French Scholar Dr. Catherine Withol de Wenden Delivers a Lecture at CFAU

Renowned French scholar and politician Dr. Catherine Withol de Wenden gave a lecture titled ‘An Analysis of Female Migration’ at the Shahe campus of China Foreign Affairs University (CFAU) on 29th March 2018. The lecture, presided over by Associate Professor Jin Junhua, director of the French Teaching and Research Office at CFAU, was targeted at the first-year postgraduates majoring in French and was one of the major events of the 2018 French Festival.    


Dr. Catherine Withol de Wenden graduated from Sciences Po (Paris Institute of Political Studies) and the University of Paris (Pantheon-Sorbonne University). As head of the French National Center for Scientific Research (CNRS), she has been committed to the research on international migration for 30 years and has achieved great successes. She also teaches at Sciences Po and several other universities, and serves as an expert at various essential organizations, including the Organization for Economic Cooperation and Development (OECD) and the Council of Europe. In recognition of her contributions, she was awarded the title of Knight of the Legion of Honor.

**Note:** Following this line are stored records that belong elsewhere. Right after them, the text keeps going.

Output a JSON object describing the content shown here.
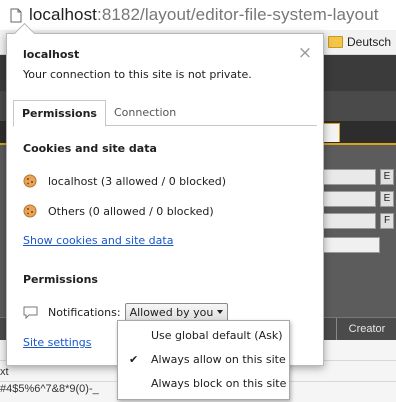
{
  "browser": {
    "url_host": "localhost",
    "url_path": ":8182/layout/editor-file-system-layout",
    "bookmark_folder": "Deutsch"
  },
  "background": {
    "tab_close": "×",
    "buttons": [
      "E",
      "E",
      "F"
    ],
    "table_header_creator": "Creator",
    "row_text_1": "xt",
    "row_text_2": "#4$5%6^7&8*9(0)-_"
  },
  "popup": {
    "title": "localhost",
    "subtitle": "Your connection to this site is not private.",
    "close": "×",
    "tabs": [
      {
        "label": "Permissions",
        "active": true
      },
      {
        "label": "Connection",
        "active": false
      }
    ],
    "cookies_title": "Cookies and site data",
    "cookie_rows": [
      {
        "text": "localhost (3 allowed / 0 blocked)",
        "icon": "cookie-icon"
      },
      {
        "text": "Others (0 allowed / 0 blocked)",
        "icon": "cookie-icon"
      }
    ],
    "show_cookies_link": "Show cookies and site data",
    "permissions_title": "Permissions",
    "notifications_label": "Notifications:",
    "notifications_value": "Allowed by you",
    "site_settings_link": "Site settings"
  },
  "dropdown": {
    "options": [
      {
        "label": "Use global default (Ask)",
        "checked": false
      },
      {
        "label": "Always allow on this site",
        "checked": true
      },
      {
        "label": "Always block on this site",
        "checked": false
      }
    ],
    "check_glyph": "✔"
  },
  "colors": {
    "link": "#1a57c8",
    "accent_tab_border": "#d9a21b",
    "cookie": "#d08a3a"
  }
}
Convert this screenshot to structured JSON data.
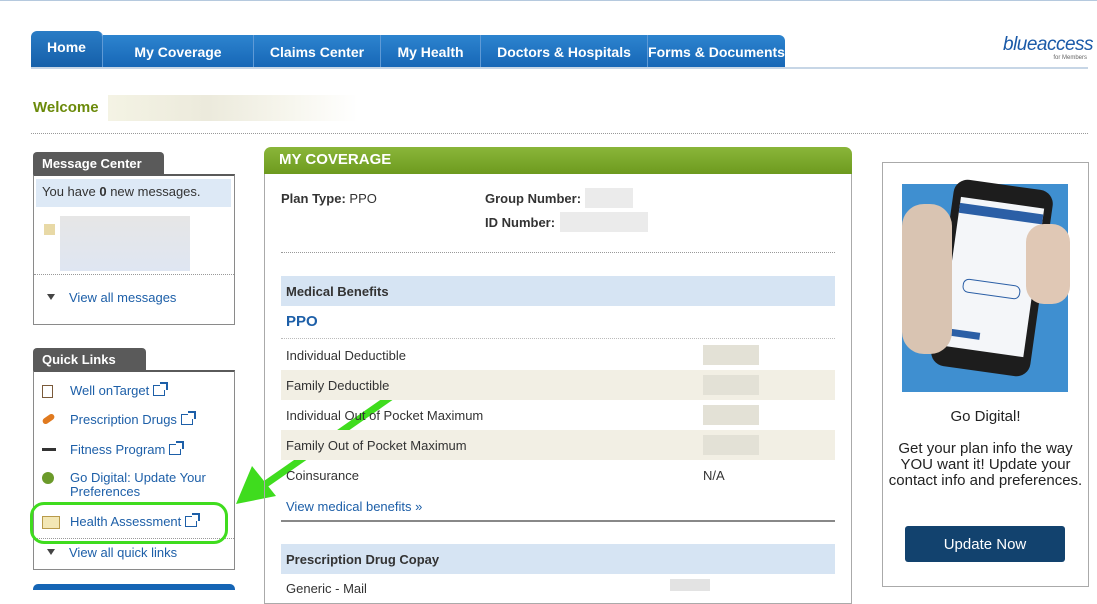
{
  "nav": {
    "tabs": [
      "Home",
      "My Coverage",
      "Claims Center",
      "My Health",
      "Doctors & Hospitals",
      "Forms & Documents"
    ],
    "logo_text": "blueaccess",
    "logo_sub": "for Members"
  },
  "welcome": "Welcome",
  "message_center": {
    "title": "Message Center",
    "text_before": "You have ",
    "count": "0",
    "text_after": " new messages.",
    "view_all": "View all messages"
  },
  "quick_links": {
    "title": "Quick Links",
    "items": [
      {
        "label": "Well onTarget",
        "icon": "clipboard-icon"
      },
      {
        "label": "Prescription Drugs",
        "icon": "pill-icon"
      },
      {
        "label": "Fitness Program",
        "icon": "dumbbell-icon"
      },
      {
        "label": "Go Digital: Update Your Preferences",
        "icon": "tree-icon"
      },
      {
        "label": "Health Assessment",
        "icon": "folder-icon"
      }
    ],
    "view_all": "View all quick links"
  },
  "coverage": {
    "title": "MY COVERAGE",
    "plan_type_label": "Plan Type:",
    "plan_type_value": "PPO",
    "group_number_label": "Group Number:",
    "id_number_label": "ID Number:",
    "medical_title": "Medical Benefits",
    "medical_plan": "PPO",
    "rows": [
      {
        "label": "Individual Deductible",
        "value": ""
      },
      {
        "label": "Family Deductible",
        "value": ""
      },
      {
        "label": "Individual Out of Pocket Maximum",
        "value": ""
      },
      {
        "label": "Family Out of Pocket Maximum",
        "value": ""
      },
      {
        "label": "Coinsurance",
        "value": "N/A"
      }
    ],
    "view_medical": "View medical benefits »",
    "rx_title": "Prescription Drug Copay",
    "rx_row": "Generic - Mail"
  },
  "promo": {
    "title": "Go Digital!",
    "text": "Get your plan info the way YOU want it! Update your contact info and preferences.",
    "button": "Update Now"
  },
  "colors": {
    "tab_blue": "#1565b5",
    "coverage_green": "#7aa82c",
    "highlight_green": "#3fdc1e",
    "button_navy": "#12426e"
  }
}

The lecture was divided into two sections. The first section began with a brief introduction to the international migration situation. According to Dr. Catherine Withol de Wenden, due to the imbalanced development of different regions, global migration is affected by various factors, including population, economic conditions, ecological environment, regional conflicts, and even passport statuses. Currently, though it is relatively easy for migrants to go abroad, there are always strict limits to their immigration into developed countries. This has become a trend  nowadays. Next, through an analysis of some examples concerning women in the Philippines, China, Africa, North America and Muslim countries, Dr. Catherine Withol de Wenden elaborated on the dilemmas facing female migrants. It should be noted that in developed countries there are more female migrants than male ones, while women find fewer opportunities to migrate to less developed countries, since migrants in these countries often serve as manual workers. Moreover, compared with male migrants, it is more difficult for female migrants to safeguard their rights and interests and enjoy equal opportunities in society. What’s worse, some are even unaware of their legitimate rights. Hence, as Dr. Catherine Withol de Wenden points out, these issues remain unsolved.


The second part was a Q&A. The questions from the French majors as well as those teachers in attendance covered a wide range of subjects, including the refugee flow facing Europe and Turkey, the migration and aging problems in Japan and the social status of highly educated women and child migrants; all of which were answered in detail by Dr. Catherine Withol de Wenden. As the Q&A session came to an end, the audience expressed their enjoyment of the event with thunderous applause.